Sometimes, the best stories are the ones where nothing goes as planned. The classic twist-ending synonymous with Hollywood thrillers can often be even more shocking when it happens in real life, and that's precisely what happened in these weird documentaries that shift directions partway through.
On a quest for one thing, these curious filmmakers unwittingly stumbled into all kinds of bizarre hidden truths, from the dangers of online dating, to celebrity falls from grace, get-rich-quick schemes, and unearthing horrific crimes. Here are some of the most abrupt changes in documentaries.
Filmmaker Kurt Kuenne intended to make Dear Zachary: A Letter to a Son About His Father as a gift for the titular Zachary, the son of Kuenne's best friend, Andrew Bagby. Bagby was murdered by his partner—and Zachary's mother—Shirley Jane Turner before Zachary was born.
But, as Kuenne sits down with Bagby and Turner's relatives and friends, what began as a loving tribute to his late friend morphs into something resembling a tragic true-crime documentary. As Turner makes her way through the Canadian prison and legal system, Bagby's parents fight to maintain custody of Zachary. They come up against some shocking hurdles and their battle, ultimately, is lost. In 2003, Turner jumped into the Atlantic Ocean with Zachary in her arms, killing them both.
Directed by: Kurt Kuenne
French filmmakers Jules and Gedeon Naudet and New York firefighter James Hanlon set out in 2001 to capture the burgeoning career of Tony Benetatos, a probationary firefighter (a new recruit that's only been on the job for 8-18 months) in the New York City Fire Department.
On September 11, 2001, after a gas leak is reported at Church and Lispenard Streets, Jules Naudet follows Battalion Chief Joseph Pfeifer to investigate. Gedeon stays behind at the firehouse with Benetatos. During the investigation of the gas leak, American Airlines Flight 11 flies overhead, and Naudet turns the camera to follow its path into Tower One of the World Trade Center - one of only three recordings of the collision.
When David Farrier, a light-entertainment TV journalist from New Zealand, begins researching the strange phenomenon of recorded "competitive endurance tickling," he has no idea what kind of world he's getting himself into.
After noting the strangely homoerotic nature of a lot of the tickling videos, Farrier gets in touch with the production company behind the videos, Jane O'Brien Media, but is surprised to receive a pretty angry and homophobic response that asserts the exclusively heterosexual nature of the sport. The further that Farrier digs into this peculiar world, the uglier and more hostile Jane O'Brien Media becomes.
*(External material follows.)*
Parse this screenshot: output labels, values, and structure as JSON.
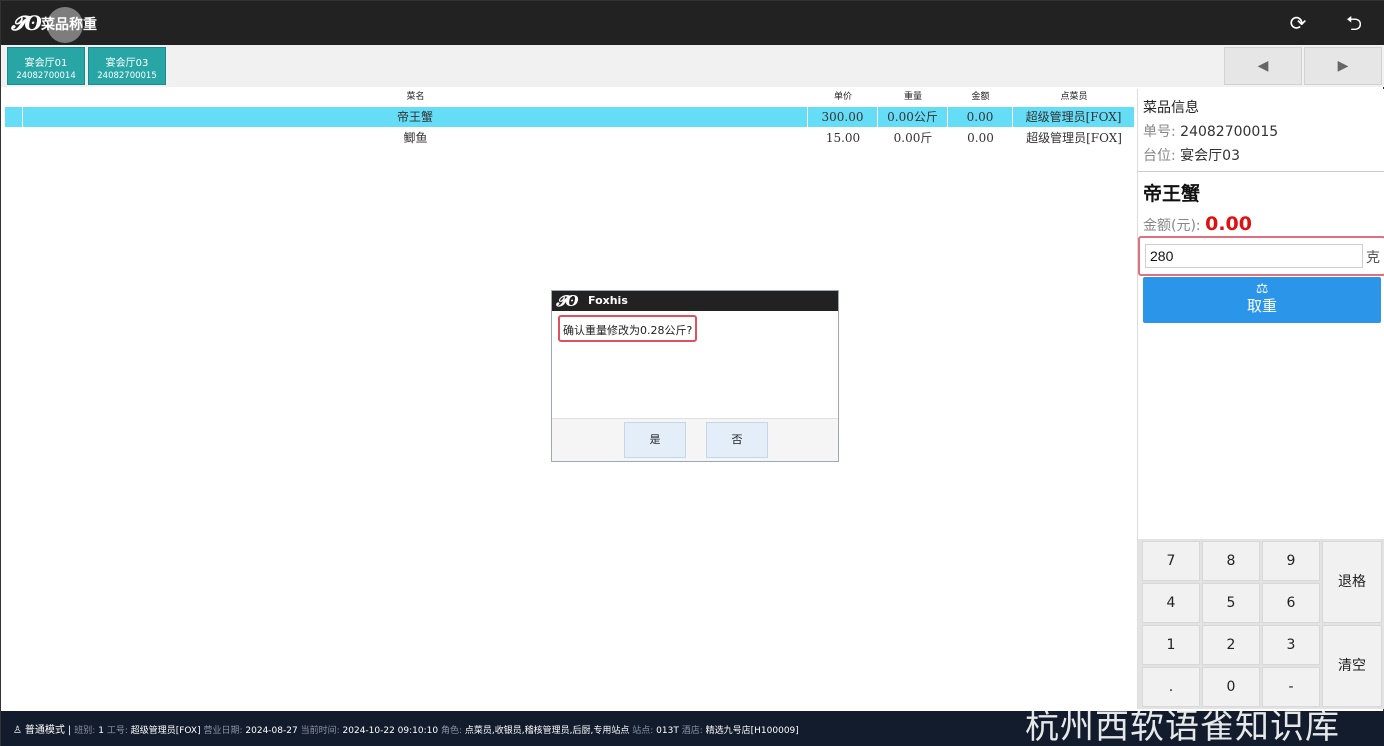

Determined to find out who's behind this, Farrier makes it his mission to track down the owner of Jane O'Brien Media and find out why the company is so aggressive. Along the way, he interviews former employees that accuse the company of blackmail, coercion, and extortion. By the end, you're left wondering if you just watched a documentary about competitive tickling or a true-crime doc about one man's life-long quest for revenge.
In 1969, Albert and David Maysles and Charlotte Zwerin set out to create a tour film of The Rolling Stones' US tour, culminating at the Altamont Free Concert. In the spirit of the counterculture era, they were "reactive" filmmakers, choosing to merely document but never investigate their subjects. Some of their camera operatives included a young George Lucas and Martin Scorsese.
But rather than just capturing one of music's longest-enduring bands at the height of their powers, they also happened to capture all the good vibes quickly turn sour. 18-year-old Meredith Hunter attempts to force his way onto the stage through some Hell's Angels serving as security, and the resulting skirmish ends in his murder - all caught on camera.
Directed by: Albert Maysles, David Maysles, Charlotte Zwerin